Many firms engaged in systematic research may be able to claim a tax credit generally ranging from 14 - 20 percent of qualifying wages, consumed supplies, and contractor costs above a certain threshold that are associated with qualifying activities of research and experimentation on unique design processes or products.
Qualifying activities include the search for new engineering solutions, prototyping, and testing. This includes systematic trial and error coupled with success or failure testing that works to eliminate uncertainty. “Uncertainty” means the information available to you does not establish the capability or method for developing or improving the product or appropriate design of the product. The research doesn’t have to be unique and new to the world, just unique and new to you.
Although this is available on lump-sum and fixed-price client contracts, the IRS has repeatedly disallowed “cost plus time and materials” contracts, and guaranteed maximum price contracts.
Recent legislation permits the R and D credit for eligible small businesses to offset the Alternative Minimum Tax (AMT), and for certain qualified small businesses, it may offset payroll taxes.
Both the R and D credit and the 179D deduction can free up cash to be used for growth and debt reduction, and the savings can then be converted into dividends or distributions. The result provides owners with cash at a significantly lower effective tax rate than compensation. Both can also be retroactively claimed through amended return filings.
Interest Charge-Domestic International Sales Corporation (IC-DISC)
An IC-DISC is a great way to create a permanent tax savings of 20 percent or higher for the owners of an architecture and engineering firm on a portion of the firm’s international activities. An IC-DISC is a separate “paper” corporate entity established by a U.S.-based architecture and engineering firm or some of its owners that has no impact on the way the firm does business (the owners of the IC-DISC do not have to be the same owners of the architecture and engineering firm).
IC-DISC benefits apply to qualifying engineering and architectural services performed outside the United States, such as:
- Site preparation

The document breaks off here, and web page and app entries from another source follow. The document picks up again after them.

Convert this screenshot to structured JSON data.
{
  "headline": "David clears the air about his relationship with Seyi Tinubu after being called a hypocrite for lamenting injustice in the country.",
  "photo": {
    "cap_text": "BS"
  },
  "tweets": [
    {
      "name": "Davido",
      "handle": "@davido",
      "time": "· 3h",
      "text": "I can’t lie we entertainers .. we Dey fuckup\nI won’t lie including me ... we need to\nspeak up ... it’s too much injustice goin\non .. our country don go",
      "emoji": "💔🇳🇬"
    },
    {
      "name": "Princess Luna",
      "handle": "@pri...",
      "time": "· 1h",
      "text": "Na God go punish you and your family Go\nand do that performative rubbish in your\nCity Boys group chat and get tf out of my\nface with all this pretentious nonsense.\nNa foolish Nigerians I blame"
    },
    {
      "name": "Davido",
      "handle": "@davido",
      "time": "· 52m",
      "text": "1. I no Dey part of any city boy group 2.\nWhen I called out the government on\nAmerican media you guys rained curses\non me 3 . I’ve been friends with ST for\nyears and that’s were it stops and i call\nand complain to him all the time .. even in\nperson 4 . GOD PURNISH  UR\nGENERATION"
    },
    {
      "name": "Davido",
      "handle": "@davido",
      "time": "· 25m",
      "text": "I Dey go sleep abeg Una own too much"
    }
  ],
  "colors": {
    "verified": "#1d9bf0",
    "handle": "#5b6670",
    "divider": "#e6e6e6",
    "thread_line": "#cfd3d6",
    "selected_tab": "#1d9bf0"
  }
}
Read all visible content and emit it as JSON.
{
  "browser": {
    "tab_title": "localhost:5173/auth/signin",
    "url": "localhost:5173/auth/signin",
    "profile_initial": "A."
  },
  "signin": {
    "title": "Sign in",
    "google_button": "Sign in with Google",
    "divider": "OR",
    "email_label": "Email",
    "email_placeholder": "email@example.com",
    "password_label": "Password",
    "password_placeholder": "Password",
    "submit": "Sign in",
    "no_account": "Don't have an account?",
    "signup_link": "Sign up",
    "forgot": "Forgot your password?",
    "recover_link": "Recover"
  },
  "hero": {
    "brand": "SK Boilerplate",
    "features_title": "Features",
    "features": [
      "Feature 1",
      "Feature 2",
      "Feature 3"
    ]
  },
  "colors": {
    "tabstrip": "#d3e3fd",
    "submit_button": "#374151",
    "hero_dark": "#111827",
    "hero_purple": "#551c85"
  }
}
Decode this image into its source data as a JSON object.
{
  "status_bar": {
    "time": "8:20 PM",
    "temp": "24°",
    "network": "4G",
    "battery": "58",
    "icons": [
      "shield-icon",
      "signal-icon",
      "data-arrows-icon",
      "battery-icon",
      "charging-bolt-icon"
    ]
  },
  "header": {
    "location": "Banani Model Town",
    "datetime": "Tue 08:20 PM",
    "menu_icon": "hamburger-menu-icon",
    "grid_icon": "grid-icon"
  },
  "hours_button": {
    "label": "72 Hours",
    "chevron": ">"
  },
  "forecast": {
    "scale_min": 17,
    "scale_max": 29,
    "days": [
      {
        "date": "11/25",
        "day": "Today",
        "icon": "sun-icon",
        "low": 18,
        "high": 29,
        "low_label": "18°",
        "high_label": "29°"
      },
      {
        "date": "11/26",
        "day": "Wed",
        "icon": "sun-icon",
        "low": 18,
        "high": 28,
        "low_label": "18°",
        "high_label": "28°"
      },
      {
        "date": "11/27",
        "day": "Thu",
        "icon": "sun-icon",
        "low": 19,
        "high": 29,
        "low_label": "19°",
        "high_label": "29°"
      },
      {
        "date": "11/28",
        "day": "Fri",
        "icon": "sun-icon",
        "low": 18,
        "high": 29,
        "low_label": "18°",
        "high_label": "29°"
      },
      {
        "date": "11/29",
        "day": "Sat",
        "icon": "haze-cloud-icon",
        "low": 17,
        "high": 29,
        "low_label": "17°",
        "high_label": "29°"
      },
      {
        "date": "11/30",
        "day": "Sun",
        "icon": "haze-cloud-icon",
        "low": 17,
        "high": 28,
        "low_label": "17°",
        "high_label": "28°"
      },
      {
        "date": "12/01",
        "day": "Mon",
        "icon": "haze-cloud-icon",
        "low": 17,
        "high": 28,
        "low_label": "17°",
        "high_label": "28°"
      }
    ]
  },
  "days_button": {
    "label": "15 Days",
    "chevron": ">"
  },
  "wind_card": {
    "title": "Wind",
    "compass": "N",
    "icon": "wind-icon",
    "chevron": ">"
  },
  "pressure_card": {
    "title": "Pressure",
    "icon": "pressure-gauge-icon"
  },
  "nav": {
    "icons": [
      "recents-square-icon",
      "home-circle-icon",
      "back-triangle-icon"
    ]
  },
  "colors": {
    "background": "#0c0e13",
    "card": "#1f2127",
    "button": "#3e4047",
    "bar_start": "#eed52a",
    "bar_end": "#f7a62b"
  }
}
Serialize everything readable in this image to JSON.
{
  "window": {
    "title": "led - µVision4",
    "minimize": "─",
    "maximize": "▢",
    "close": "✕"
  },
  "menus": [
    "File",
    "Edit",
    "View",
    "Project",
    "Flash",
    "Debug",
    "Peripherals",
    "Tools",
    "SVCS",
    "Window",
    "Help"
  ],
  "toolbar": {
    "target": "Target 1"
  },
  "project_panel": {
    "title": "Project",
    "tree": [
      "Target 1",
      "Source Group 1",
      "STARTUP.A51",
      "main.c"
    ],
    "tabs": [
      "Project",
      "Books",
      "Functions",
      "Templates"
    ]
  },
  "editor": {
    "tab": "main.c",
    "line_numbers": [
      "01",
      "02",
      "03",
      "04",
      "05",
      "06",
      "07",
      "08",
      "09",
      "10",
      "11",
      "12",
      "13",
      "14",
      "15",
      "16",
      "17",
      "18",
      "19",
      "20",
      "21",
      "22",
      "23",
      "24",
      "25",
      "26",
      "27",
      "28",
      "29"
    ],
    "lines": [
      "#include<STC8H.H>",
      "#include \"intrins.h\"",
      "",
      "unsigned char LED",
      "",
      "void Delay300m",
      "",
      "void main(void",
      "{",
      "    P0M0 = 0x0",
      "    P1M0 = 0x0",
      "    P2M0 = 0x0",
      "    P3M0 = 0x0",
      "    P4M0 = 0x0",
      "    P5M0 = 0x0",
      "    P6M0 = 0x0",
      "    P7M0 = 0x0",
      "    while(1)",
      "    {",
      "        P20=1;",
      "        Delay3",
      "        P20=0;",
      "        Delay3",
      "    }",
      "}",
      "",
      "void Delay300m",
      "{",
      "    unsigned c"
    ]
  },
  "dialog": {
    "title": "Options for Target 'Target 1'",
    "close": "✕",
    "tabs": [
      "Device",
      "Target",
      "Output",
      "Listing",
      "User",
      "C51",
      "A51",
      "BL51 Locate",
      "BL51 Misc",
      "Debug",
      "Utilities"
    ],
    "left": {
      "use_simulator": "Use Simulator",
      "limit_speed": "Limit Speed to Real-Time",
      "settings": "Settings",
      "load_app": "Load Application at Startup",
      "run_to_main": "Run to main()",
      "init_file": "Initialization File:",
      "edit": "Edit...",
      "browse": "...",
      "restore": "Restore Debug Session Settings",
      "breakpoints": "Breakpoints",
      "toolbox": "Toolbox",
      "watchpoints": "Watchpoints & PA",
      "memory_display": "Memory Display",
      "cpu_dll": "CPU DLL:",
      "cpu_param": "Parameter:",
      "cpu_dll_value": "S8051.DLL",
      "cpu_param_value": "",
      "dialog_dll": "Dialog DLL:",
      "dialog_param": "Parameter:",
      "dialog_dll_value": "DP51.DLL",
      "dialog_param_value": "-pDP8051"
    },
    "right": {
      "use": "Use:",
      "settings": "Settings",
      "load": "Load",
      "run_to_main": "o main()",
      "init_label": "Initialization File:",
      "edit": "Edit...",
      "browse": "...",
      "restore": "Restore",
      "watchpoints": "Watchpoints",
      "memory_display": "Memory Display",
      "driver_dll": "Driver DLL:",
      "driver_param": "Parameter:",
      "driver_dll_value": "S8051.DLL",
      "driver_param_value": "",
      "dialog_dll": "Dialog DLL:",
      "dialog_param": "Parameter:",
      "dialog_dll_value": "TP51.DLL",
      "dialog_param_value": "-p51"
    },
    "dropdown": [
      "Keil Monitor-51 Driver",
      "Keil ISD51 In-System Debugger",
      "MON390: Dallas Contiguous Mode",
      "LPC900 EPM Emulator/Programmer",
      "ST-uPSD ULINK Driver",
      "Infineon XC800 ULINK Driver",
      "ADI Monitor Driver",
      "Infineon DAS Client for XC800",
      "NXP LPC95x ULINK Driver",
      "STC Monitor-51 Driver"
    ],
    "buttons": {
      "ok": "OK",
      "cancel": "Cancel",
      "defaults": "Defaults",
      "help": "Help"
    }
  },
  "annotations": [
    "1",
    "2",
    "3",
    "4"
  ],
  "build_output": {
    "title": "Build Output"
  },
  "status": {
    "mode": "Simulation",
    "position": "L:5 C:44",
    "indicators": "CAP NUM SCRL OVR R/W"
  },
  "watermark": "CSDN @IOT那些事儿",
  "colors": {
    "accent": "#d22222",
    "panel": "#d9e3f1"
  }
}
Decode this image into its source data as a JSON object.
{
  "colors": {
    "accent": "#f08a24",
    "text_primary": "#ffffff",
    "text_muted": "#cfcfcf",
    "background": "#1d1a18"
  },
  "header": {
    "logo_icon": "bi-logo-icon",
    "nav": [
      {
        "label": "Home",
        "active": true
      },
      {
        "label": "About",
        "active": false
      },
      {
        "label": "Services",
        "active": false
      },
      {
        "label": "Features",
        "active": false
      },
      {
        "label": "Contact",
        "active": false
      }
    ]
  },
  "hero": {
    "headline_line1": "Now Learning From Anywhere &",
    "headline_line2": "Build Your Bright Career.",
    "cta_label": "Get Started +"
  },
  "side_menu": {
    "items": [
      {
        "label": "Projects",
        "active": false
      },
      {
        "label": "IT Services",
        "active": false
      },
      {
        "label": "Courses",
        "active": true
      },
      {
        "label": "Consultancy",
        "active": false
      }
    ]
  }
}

- Equipment installation
- Erection, expansion, and major repair of buildings, roads, dams, canals, bridges, tunnels, pipelines, and railroad tracks
With an IC-DISC, the architecture and engineering firm pays tax deductible commission expense to the IC-DISC (subject to certain dollar limitations). The IC-DISC pays no tax on the commission income received, and it distributes earnings to its shareholders taxed at qualified dividend tax rates. These benefits are only available after the IC-DISC is established.
179D deduction and R and D tax credit will be extended
Although the 179D deduction expired for property placed in service after December 31, 2016, we fully expect it will be extended by Congress.
Proposed changes for the extension of the 179D deduction include:
- Updating the current building standard, which will make it more difficult to qualify, and push the drive for better energy efficiency, which is in line with the goal of carbon neutrality via the 2030 Challenge.
- Expanding the current type of qualifying building to include 501(c)(3) charities and tribal governments.
- Possibly converting the current tax deduction to a tax credit.
How we can help
CLA works with more than 400 architectural, engineering, and design firms nationwide. Our federal tax professionals have the technical experience to provide support to firms interested in R and D tax credits, energy efficient building deductions, and the benefits of the IC-DISC designation. To most effectively use these unique tax strategies, you may need to modify your current compensation and bonus systems.
The information contained herein is general in nature and is not intended, and should not be construed, as legal, accounting, investment, or tax advice or opinion provided by CliftonLarsonAllen LLP (CliftonLarsonAllen) to the reader. For more information, visit CLAconnect.com.
David Leith is a principal at CliftonLarsonAllen.